Marine Le Pen rallies National Front with new name


France's far-right leader Marine Le Pen said Friday her National Front party needs a name change because it has become "adult" and ready to govern. The move is meant to shed the toxic image that the National Front suffered under the leadership of her father, Jean-Marie Le Pen, who founded the party. But you know it is for many French people a psychological obstacle.

Although the National Front members gathered in Lille cheered and clapped at the announcement of a new name, it is still unclear how the rank-and-file around the country will vote on it.

Davy Rodriguez, who is also a parliamentary assistant for the party, was filmed apparently calling a bouncer at a bar in Lille a "black piece of shit" during a drunken late-night dispute on the eve of the party conference.

The National Front has struggled to remain visible in the French political landscape since the defeat of Ms. Le Pen by the centrist Emmanuel Macron in last year's presidential election.

"We were originally a protest party", she said. "In Macron's France, to be on the move is to be a nomad".

Her top campaign aide Florian Philippot has quit to start a rival far-right party, while her popular niece, Marion Marechal-Le Pen, is taking time out from politics.

Although she lost last year's election, Marine Le Pen's efforts to clean up the party's image have paid off to some extent.

Trump, who had campaigned touting similar views on immigration, Islam, trade, the European Union and Russian Federation, came close to endorsing Le Pen as she sought to defeat Macron past year. Wear it as a badge of honour. They will get to vote again on the new name by post.

The presence of the former head of far-right Breitbart News drew a stinging response from Macron's government.

He expressed his unequivocal support for the anti-establishment, ultra-nationalist Le Pen and, in a show of populist euphoria, called on followers to celebrate accusations of racism and xenophobia.

The new moniker, Le Rassemblement National (National Rally), must still be approved by party adherents who in a poll past year expressed mild support for the proposed move, with a slight majority of 52 percent voting in favour of the change.

That compared with 90 percent of respondents wanting a referendum on continued European Union membership and 98 percent wanting to cut immigration to France.

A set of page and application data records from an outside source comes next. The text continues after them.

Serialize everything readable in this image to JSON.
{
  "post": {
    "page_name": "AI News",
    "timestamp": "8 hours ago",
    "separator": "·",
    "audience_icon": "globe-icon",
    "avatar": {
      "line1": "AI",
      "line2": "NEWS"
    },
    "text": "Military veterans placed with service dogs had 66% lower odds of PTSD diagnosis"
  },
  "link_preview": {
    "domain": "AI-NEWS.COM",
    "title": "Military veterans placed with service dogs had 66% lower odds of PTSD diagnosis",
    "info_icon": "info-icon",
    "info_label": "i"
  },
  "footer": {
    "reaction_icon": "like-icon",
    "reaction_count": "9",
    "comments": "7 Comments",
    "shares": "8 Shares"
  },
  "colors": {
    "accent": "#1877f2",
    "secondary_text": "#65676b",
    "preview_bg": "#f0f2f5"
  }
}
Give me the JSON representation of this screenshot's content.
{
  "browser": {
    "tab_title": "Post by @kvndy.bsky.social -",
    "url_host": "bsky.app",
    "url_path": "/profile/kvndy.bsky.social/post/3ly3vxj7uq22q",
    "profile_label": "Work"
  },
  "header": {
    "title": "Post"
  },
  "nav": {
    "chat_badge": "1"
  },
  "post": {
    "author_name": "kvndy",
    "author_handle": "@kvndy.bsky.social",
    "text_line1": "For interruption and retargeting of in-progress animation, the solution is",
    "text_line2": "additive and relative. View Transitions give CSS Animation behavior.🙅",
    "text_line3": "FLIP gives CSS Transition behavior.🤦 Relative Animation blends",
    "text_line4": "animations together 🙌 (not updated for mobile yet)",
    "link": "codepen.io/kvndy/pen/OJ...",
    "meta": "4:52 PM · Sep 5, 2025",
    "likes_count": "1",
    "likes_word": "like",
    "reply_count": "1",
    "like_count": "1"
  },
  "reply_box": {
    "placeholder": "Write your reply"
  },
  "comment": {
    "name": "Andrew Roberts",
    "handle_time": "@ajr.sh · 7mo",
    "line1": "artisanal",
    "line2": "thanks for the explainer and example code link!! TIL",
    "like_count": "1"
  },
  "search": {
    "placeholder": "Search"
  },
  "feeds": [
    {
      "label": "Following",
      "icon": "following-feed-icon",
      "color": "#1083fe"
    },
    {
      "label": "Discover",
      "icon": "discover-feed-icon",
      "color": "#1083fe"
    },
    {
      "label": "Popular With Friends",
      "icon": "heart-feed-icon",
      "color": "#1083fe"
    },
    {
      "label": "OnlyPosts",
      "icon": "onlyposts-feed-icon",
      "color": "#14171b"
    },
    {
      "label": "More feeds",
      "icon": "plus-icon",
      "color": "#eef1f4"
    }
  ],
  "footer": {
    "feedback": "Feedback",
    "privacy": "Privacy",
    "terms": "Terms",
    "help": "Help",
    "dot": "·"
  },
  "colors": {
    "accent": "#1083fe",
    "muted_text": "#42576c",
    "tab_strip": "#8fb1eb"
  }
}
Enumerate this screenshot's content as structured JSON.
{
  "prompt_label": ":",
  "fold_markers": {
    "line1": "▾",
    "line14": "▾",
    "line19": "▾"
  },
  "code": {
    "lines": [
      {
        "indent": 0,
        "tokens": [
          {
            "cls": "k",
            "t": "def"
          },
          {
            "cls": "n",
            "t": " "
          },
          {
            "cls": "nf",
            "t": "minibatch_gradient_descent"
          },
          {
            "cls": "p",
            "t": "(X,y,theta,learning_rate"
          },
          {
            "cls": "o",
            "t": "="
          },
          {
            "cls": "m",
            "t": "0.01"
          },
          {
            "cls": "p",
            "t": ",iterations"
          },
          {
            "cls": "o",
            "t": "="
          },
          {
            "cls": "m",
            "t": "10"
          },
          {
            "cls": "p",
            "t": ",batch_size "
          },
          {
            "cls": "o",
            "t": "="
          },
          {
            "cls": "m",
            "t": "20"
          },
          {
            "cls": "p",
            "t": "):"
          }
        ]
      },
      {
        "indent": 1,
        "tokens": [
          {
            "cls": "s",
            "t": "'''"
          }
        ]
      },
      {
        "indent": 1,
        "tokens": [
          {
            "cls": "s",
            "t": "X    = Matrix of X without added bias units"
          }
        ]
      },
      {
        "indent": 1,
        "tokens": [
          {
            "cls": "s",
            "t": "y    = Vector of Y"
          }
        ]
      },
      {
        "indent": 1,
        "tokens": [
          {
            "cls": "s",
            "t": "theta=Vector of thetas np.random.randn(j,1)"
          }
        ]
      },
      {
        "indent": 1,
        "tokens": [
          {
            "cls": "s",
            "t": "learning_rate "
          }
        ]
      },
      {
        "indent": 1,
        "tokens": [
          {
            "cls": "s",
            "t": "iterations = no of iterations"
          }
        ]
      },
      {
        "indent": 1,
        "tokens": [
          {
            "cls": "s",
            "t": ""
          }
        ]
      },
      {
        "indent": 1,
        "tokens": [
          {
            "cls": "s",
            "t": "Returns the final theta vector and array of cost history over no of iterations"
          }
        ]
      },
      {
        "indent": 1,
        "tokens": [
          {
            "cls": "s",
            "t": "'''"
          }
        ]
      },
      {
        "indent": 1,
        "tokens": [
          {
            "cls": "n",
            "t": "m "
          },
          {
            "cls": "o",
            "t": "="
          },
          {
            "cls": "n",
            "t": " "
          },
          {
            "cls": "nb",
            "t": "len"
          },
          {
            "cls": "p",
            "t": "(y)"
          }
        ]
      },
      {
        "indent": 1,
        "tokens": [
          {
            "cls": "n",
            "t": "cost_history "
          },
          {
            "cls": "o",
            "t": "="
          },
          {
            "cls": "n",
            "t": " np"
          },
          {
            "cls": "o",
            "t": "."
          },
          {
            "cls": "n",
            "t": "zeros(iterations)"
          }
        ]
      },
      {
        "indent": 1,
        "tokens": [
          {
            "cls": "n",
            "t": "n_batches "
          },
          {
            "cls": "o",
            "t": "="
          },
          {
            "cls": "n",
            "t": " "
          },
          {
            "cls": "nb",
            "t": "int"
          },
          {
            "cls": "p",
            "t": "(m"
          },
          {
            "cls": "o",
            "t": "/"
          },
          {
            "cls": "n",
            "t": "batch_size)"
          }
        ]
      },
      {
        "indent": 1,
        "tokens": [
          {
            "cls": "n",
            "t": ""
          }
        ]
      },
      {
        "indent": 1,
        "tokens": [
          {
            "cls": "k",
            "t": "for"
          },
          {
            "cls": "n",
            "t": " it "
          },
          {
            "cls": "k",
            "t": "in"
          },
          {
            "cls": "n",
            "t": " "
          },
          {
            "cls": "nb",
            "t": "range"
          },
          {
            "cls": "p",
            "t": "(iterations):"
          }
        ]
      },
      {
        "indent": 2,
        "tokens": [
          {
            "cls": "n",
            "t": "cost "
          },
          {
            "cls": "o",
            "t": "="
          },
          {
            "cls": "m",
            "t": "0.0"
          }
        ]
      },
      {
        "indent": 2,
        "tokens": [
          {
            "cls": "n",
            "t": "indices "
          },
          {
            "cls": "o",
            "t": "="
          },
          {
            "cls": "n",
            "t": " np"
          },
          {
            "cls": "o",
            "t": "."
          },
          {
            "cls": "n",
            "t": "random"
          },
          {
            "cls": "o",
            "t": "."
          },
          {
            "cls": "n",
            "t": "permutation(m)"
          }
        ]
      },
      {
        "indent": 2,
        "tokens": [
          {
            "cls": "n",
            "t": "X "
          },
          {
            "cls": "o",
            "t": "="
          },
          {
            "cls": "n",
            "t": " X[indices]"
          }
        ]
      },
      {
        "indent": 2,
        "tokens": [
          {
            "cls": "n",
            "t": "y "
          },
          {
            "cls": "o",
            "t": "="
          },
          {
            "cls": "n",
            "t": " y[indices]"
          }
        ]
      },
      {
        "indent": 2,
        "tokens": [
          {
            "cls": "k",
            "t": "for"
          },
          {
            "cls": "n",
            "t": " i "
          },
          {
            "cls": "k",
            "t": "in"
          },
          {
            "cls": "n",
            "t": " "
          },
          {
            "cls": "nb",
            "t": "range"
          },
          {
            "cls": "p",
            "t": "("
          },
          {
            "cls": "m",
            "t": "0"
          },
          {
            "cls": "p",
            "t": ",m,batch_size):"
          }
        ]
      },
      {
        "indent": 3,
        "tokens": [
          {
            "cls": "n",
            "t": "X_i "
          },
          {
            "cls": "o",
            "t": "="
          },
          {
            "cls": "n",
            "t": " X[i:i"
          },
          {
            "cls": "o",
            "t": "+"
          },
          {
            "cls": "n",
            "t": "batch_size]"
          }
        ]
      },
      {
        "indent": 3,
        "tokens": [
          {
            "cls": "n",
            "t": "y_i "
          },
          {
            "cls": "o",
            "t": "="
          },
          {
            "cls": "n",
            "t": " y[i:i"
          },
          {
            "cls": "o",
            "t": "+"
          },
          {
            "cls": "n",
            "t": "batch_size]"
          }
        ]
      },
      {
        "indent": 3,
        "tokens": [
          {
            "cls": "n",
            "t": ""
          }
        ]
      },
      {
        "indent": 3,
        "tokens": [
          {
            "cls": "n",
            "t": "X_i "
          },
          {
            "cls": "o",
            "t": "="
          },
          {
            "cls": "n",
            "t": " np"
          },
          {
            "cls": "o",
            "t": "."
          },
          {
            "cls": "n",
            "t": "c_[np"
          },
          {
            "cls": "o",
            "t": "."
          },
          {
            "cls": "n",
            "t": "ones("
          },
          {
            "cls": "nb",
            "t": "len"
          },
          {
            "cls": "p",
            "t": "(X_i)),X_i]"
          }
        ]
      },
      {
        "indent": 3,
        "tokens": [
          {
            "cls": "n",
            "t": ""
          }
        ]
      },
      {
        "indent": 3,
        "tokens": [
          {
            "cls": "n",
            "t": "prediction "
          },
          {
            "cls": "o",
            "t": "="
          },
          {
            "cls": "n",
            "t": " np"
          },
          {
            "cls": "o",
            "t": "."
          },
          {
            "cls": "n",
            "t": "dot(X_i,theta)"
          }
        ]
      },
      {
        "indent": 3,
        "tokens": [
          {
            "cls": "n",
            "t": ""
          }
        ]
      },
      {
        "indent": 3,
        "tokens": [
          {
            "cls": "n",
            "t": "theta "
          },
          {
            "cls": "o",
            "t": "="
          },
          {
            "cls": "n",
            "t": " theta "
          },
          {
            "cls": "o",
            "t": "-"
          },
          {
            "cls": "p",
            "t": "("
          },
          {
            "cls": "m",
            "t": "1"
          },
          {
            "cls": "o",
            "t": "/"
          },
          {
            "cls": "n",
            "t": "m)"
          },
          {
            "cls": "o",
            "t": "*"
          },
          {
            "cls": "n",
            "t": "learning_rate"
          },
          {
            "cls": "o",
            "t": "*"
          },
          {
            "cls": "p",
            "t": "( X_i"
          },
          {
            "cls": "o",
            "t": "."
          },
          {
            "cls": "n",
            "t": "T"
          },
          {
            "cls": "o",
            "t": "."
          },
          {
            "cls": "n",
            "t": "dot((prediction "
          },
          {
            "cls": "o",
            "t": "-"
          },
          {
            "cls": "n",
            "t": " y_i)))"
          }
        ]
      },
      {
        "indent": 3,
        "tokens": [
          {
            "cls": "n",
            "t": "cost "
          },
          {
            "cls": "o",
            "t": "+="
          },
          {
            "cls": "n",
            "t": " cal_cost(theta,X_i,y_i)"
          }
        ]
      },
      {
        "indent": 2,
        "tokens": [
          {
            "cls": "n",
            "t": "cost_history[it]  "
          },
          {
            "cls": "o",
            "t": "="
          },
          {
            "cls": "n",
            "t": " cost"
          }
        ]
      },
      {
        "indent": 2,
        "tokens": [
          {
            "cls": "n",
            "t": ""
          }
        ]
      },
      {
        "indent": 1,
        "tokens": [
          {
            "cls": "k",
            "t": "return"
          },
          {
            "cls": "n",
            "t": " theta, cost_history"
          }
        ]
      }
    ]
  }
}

In 2015, 94 percent of party members voted to expel the controversy-stricken founder and rescind his honorary status as president-for-life, but were not able to enforce the decision because of legal challenges.